Specialists therefore wanted to create lenses capable of continuously measuring intraocular pressure. But changes in temperature, such as going outside in cold weather, could skew the results.

To remedy this, researchers created a measuring contact lens called “intelligent”. The latter works thanks to two miniature spiral circuits, “each with a unique natural vibration pattern that changes when stretched in minute ways, such as when pressure and diameter of the eye change,” can we read in the press release.

To do this, they have “sandwiched these tiny circuits between layers of polydimethylsiloxane, a typical contact lens material.” Subsequently, the authors retrieved the data from these models using a coil connected to a computer. “Transmitted signals were not affected by tests to mimic eye movements, prolonged exposure to moisture (to simulate humid conditions in the eye), and daily wear and tear.”

These “smart” lenses could help detect glaucoma early

Then, the researchers wanted to test this device. In their laboratory analysis, they used three pig eye samples. The researchers subjected them to different conditions, such as temperatures ranging from 10 to 50 degrees Celsius, then collected eye pressure and temperatures. Using data from a single circuit, the authors found that the results deviated by up to 87% from the actual values. But using both circuits, the data varied by 7%. According to them, using these two circuits would eliminate errors linked to temperature fluctuation.

Also, the authors believe that this device, still in the development phase, “presents immense potential as a new generation of all-weather intraocular pressure (IOP) monitoring devices.”

Sources :

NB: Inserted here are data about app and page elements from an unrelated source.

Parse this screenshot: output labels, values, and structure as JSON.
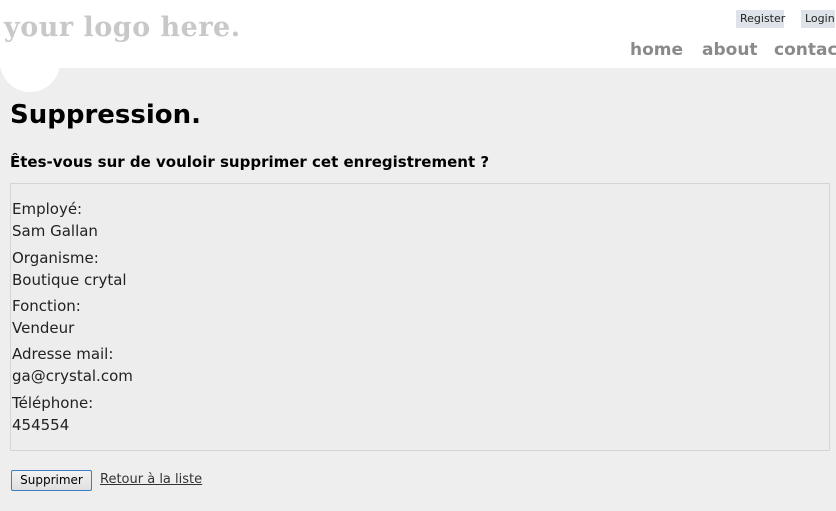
{
  "header": {
    "logo": "your logo here.",
    "auth": {
      "register": "Register",
      "login": "Login"
    },
    "nav": {
      "home": "home",
      "about": "about",
      "contact": "contact"
    }
  },
  "main": {
    "title": "Suppression.",
    "question": "Êtes-vous sur de vouloir supprimer cet enregistrement ?",
    "fields": [
      {
        "label": "Employé:",
        "value": "Sam Gallan"
      },
      {
        "label": "Organisme:",
        "value": "Boutique crytal"
      },
      {
        "label": "Fonction:",
        "value": "Vendeur"
      },
      {
        "label": "Adresse mail:",
        "value": "ga@crystal.com"
      },
      {
        "label": "Téléphone:",
        "value": "454554"
      }
    ],
    "delete_button": "Supprimer",
    "back_link": "Retour à la liste"
  }
}
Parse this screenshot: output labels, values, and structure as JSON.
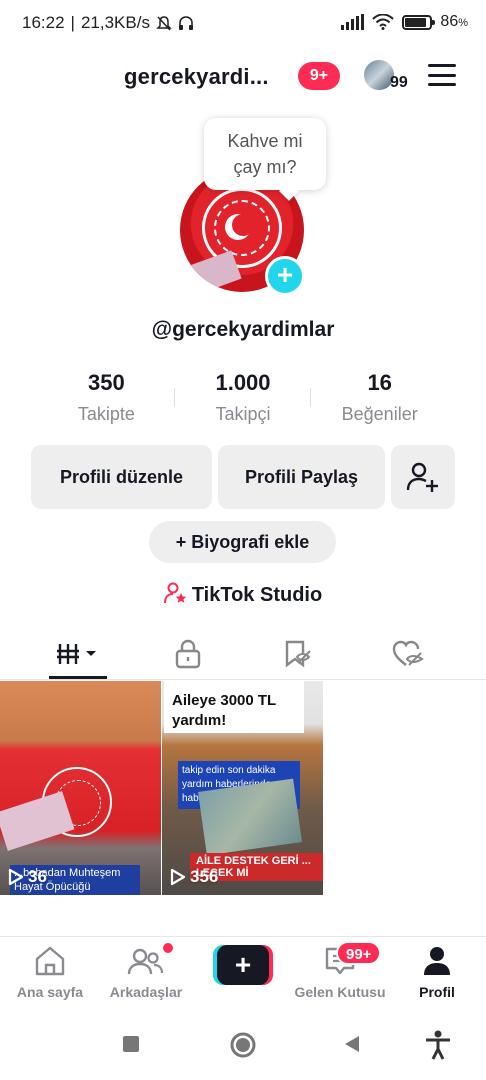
{
  "status_bar": {
    "time": "16:22",
    "network_speed": "21,3KB/s",
    "battery": "86",
    "battery_unit": "%"
  },
  "header": {
    "username": "gercekyardi...",
    "notification_badge": "9+",
    "friends_count": "99"
  },
  "profile": {
    "bubble_line1": "Kahve mi",
    "bubble_line2": "çay mı?",
    "handle": "@gercekyardimlar",
    "stats": [
      {
        "value": "350",
        "label": "Takipte"
      },
      {
        "value": "1.000",
        "label": "Takipçi"
      },
      {
        "value": "16",
        "label": "Beğeniler"
      }
    ],
    "edit_profile": "Profili düzenle",
    "share_profile": "Profili Paylaş",
    "add_bio": "Biyografi ekle",
    "tiktok_studio": "TikTok Studio"
  },
  "videos": [
    {
      "caption": "...babadan Muhteşem Hayat Öpücüğü",
      "views": "36"
    },
    {
      "title": "Aileye 3000 TL yardım!",
      "caption": "takip edin son dakika yardım haberlerinden haber dar olun",
      "banner": "AİLE DESTEK GERİ ... LECEK Mİ",
      "views": "356"
    }
  ],
  "bottom_nav": {
    "home": "Ana sayfa",
    "friends": "Arkadaşlar",
    "inbox": "Gelen Kutusu",
    "inbox_badge": "99+",
    "profile": "Profil"
  },
  "colors": {
    "accent_red": "#fe2c55",
    "accent_cyan": "#20d5ec"
  }
}
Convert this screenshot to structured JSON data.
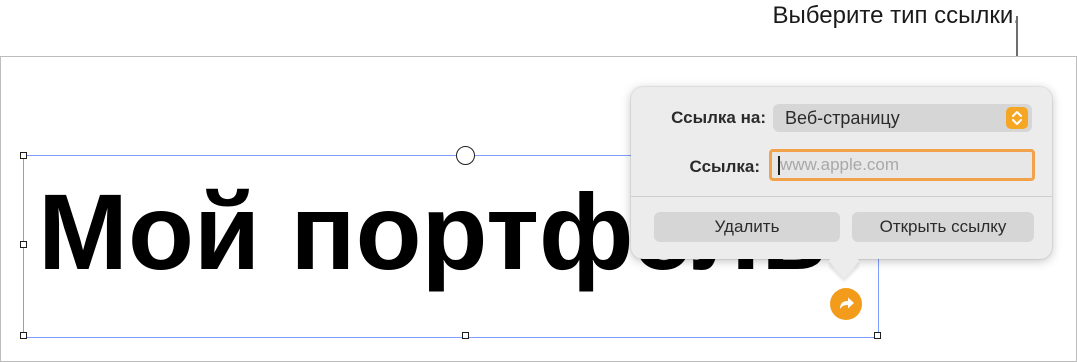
{
  "callout": {
    "text": "Выберите тип ссылки."
  },
  "canvas": {
    "title_text": "Мой портфель"
  },
  "link_popover": {
    "link_to_label": "Ссылка на:",
    "link_to_value": "Веб-страницу",
    "link_label": "Ссылка:",
    "link_placeholder": "www.apple.com",
    "remove_button": "Удалить",
    "open_link_button": "Открыть ссылку"
  },
  "icons": {
    "link_badge": "arrow-right-icon",
    "select_stepper": "chevron-up-down-icon"
  },
  "colors": {
    "accent": "#f5a623",
    "selection": "#7f9cff",
    "popover_bg": "#ececec"
  }
}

  • Temperature Self-Compensating Intelligent Wireless Measuring Contact Lens for Quantitative Intraocular Pressure Monitoring – ACS Applied Materials & Interfaces
  • ‘Smart’ contact lenses could someday enable wireless glaucoma detection – ACS Applied Materials & Interfaces (communiqué)
  • Diagnose ocular hypertonia and glaucoma early – Health insurance
author avatar
Louis Tardy